This can mean a lot when creating a game. For example of how many games you can derive from applying rules to a simple ball. Quickly you should have something along the lines of bouncing a ball as many times as you can, how many bounces you can do in a minute, how fast can you bounce a ball ten times etc… Simple?

What about if we wanted to play with more people? Well you can either take turns with the same rules or create some multiplayer rules out from the same rules… Bouncing a ball between another person as many times as possible, How many times the two can achieve in a minute, How fast you can rally the ball between the two ten times etc… Of course it is possible to come up with more interesting and entertaining rules but these are all just a start.

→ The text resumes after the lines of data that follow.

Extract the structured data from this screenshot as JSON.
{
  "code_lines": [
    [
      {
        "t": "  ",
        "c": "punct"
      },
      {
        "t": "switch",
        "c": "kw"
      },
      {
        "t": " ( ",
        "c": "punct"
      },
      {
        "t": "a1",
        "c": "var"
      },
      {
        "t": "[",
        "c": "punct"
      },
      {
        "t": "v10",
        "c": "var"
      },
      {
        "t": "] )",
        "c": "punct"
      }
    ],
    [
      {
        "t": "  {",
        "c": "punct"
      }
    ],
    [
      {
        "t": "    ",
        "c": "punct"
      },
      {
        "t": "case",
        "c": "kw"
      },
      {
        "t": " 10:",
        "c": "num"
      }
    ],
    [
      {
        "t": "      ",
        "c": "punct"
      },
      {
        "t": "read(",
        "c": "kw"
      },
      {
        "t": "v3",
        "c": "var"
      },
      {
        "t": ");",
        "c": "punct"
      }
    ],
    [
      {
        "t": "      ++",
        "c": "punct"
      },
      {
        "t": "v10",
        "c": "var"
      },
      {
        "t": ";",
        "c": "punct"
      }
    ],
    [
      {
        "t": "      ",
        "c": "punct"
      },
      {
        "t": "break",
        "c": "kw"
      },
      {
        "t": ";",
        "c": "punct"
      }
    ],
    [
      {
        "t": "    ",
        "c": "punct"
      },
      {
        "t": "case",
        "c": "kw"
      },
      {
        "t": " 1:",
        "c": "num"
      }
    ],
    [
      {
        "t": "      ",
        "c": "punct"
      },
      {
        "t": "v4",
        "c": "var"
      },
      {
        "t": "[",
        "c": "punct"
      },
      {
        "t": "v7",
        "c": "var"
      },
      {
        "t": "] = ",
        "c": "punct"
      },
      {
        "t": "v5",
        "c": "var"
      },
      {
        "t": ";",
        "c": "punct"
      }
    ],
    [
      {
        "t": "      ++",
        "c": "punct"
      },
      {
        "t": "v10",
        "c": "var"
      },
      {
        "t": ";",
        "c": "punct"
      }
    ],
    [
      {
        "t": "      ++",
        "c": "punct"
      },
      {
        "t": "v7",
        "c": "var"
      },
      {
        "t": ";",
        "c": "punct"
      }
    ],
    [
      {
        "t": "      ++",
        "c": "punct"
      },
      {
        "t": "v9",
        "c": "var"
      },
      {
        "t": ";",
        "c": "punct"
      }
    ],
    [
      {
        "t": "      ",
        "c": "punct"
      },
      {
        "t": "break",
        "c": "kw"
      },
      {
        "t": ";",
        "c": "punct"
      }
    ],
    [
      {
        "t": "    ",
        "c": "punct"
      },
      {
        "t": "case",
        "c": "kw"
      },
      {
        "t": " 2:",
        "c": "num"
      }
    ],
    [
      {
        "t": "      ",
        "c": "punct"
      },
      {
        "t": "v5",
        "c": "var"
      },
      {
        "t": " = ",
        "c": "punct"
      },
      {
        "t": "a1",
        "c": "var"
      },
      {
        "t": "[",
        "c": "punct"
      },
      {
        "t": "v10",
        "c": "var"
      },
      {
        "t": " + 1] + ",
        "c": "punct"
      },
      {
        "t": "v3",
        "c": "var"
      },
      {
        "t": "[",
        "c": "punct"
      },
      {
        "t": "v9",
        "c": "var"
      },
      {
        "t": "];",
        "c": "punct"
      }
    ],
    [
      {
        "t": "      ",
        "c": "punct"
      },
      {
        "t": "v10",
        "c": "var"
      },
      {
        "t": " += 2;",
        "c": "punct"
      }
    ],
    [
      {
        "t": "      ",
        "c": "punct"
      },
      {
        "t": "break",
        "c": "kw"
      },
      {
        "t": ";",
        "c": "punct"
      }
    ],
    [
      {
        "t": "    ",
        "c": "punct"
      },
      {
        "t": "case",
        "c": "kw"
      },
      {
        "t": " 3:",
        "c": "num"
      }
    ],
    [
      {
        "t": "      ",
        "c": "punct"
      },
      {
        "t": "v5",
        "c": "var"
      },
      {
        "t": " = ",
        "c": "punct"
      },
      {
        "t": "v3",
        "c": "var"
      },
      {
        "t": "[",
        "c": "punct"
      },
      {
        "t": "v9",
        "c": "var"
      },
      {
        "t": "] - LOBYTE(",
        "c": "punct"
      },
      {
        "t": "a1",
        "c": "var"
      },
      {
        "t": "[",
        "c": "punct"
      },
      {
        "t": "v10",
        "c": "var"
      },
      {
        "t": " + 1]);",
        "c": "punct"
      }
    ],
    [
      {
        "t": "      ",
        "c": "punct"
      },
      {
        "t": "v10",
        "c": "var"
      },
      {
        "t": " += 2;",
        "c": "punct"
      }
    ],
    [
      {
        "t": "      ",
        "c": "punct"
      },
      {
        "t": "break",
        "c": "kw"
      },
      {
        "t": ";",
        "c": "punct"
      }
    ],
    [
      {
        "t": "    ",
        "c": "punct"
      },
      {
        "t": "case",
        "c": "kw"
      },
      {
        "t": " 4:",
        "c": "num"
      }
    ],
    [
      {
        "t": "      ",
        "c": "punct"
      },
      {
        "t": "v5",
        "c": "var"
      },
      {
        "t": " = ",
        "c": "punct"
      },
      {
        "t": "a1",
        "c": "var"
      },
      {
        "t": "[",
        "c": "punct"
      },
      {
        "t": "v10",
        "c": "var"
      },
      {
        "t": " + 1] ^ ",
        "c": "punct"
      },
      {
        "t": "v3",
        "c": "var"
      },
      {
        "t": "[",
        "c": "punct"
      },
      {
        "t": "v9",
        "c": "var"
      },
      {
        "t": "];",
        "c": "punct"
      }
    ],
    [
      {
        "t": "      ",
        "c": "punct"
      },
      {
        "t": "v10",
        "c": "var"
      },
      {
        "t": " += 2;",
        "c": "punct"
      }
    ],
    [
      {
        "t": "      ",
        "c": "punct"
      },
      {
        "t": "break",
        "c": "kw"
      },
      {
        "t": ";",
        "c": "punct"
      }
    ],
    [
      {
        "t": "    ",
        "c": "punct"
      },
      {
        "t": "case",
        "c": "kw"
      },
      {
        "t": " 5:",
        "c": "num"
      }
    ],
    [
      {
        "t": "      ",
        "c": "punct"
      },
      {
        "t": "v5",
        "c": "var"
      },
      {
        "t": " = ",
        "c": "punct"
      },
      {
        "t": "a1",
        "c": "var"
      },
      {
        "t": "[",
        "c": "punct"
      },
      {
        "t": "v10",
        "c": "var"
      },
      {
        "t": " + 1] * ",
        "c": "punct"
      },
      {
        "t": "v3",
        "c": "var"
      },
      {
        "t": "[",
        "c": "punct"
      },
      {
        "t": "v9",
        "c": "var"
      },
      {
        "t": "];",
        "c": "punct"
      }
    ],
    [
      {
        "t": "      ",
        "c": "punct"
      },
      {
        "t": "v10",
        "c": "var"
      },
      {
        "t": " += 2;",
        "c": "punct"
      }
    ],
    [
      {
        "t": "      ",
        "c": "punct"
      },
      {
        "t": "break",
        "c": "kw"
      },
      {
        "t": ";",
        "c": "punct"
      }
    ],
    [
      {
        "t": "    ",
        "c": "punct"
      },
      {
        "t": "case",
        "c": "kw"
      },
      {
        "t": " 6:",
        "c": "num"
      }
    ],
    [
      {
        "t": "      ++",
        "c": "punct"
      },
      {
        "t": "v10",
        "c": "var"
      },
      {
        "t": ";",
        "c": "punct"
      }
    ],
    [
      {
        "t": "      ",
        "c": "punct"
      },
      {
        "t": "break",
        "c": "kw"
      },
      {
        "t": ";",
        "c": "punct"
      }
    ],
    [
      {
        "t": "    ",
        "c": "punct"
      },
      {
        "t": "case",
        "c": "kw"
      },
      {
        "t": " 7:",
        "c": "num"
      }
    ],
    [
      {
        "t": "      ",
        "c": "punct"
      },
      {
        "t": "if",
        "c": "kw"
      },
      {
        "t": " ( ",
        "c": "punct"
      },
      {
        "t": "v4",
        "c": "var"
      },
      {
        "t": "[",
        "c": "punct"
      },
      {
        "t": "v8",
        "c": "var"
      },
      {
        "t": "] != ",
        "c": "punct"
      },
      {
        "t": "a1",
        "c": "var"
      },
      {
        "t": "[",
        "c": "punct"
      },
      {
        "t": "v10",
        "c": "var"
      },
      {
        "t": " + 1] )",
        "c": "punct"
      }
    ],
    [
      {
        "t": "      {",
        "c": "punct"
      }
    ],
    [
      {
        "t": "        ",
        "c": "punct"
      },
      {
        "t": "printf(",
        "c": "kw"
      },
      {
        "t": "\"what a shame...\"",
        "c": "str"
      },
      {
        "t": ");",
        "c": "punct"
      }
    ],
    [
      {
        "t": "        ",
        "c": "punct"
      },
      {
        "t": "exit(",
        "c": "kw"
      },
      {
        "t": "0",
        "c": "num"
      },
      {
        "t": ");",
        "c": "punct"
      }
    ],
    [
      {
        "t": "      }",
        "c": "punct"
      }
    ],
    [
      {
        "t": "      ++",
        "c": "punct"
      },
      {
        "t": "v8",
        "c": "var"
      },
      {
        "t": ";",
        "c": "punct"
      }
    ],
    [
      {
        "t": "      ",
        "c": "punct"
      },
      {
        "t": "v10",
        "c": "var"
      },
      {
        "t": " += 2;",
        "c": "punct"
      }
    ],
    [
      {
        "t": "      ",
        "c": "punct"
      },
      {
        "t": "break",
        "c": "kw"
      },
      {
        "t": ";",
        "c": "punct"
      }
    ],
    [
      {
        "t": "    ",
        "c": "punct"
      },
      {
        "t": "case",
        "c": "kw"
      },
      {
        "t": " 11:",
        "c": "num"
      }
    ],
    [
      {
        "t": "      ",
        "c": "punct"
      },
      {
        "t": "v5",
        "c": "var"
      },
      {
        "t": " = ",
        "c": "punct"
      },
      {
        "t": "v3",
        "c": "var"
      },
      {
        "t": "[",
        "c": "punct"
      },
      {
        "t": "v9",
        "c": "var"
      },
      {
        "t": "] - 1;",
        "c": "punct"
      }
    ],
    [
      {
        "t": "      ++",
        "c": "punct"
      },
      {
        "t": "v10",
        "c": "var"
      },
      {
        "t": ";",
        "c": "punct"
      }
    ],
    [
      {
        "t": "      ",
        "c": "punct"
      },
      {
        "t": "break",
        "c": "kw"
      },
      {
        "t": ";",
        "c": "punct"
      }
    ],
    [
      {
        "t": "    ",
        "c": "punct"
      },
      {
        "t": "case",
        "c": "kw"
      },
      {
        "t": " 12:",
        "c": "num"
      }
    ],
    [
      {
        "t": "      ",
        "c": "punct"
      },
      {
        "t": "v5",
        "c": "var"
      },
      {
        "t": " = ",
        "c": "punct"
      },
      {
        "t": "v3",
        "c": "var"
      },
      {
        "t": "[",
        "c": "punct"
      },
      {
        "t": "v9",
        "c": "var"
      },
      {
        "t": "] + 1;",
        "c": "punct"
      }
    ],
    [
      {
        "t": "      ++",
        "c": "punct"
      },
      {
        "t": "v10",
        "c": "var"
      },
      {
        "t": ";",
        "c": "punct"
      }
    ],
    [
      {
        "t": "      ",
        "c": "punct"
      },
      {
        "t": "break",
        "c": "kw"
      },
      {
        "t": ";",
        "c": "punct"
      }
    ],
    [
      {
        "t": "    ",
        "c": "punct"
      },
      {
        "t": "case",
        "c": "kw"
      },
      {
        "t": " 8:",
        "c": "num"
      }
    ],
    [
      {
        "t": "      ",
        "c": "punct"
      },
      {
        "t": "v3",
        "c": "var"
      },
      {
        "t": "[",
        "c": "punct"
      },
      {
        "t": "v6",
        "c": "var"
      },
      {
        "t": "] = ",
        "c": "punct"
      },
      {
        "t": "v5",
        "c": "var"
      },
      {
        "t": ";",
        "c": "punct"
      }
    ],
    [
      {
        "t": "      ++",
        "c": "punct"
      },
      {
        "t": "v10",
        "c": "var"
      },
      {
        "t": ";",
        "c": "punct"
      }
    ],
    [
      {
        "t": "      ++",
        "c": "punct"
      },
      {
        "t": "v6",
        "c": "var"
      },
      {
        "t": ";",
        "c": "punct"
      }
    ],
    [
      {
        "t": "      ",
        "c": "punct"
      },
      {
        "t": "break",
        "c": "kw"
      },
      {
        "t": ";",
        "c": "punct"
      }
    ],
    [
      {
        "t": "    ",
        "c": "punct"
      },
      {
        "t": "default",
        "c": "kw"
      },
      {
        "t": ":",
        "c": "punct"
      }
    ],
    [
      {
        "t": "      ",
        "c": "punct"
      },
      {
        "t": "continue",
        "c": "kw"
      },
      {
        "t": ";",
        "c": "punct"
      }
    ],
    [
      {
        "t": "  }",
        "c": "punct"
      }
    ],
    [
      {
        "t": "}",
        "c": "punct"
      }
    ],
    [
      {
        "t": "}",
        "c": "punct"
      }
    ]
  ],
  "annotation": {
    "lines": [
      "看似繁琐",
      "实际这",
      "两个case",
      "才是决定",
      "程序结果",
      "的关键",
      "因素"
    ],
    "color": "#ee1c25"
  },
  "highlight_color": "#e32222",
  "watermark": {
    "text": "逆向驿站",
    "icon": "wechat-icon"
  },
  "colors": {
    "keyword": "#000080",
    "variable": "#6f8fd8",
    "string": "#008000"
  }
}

As you can see applying a few rules can create a game. However just applying rules does not make a fun game. [Parents give their children rules, but they aren't always fun right?]… If you’re creating a game, you want to make it fun [for your audience and demographic] right? So try to use rules that make the game more interesting or productive. Most people enjoy a sense of accomplishment, which can come from completing a productive task or beating someone in a game.

Case to point, when I was still studying [haha right, I studied.] I had a Japanese test on the カタカナ Alphabet… now knowing me, I hate studying or believe that I am not good at studying from books. So I made a game out of it… I would say the game would only be a game to those who are beginning to learn Japanese, so to myself at the time who was the audience or demographic that I was targeting… it was a fun game. The game took three or four hours to make and I played it for one or two hours… it was simple, the rules were that the alphabets flash at random and all the player needs to do is click the correct pronunciation. Apart from a overall performance monitor, there was no scoring or any timers to make the game more challenging in anyway… but now that I am posting about it I feel that I probably could have gave it more interesting or entertaining rules. And how did I do for the test? Well let’s just say that I would have played longer if I wasn’t confident after only one or two hours.

That was a productive use of games or game design. It was a simple idea with simple rules… the game play isn’t great but it does it’s purpose and is now used for another purpose. To be an example of Anything can be a game…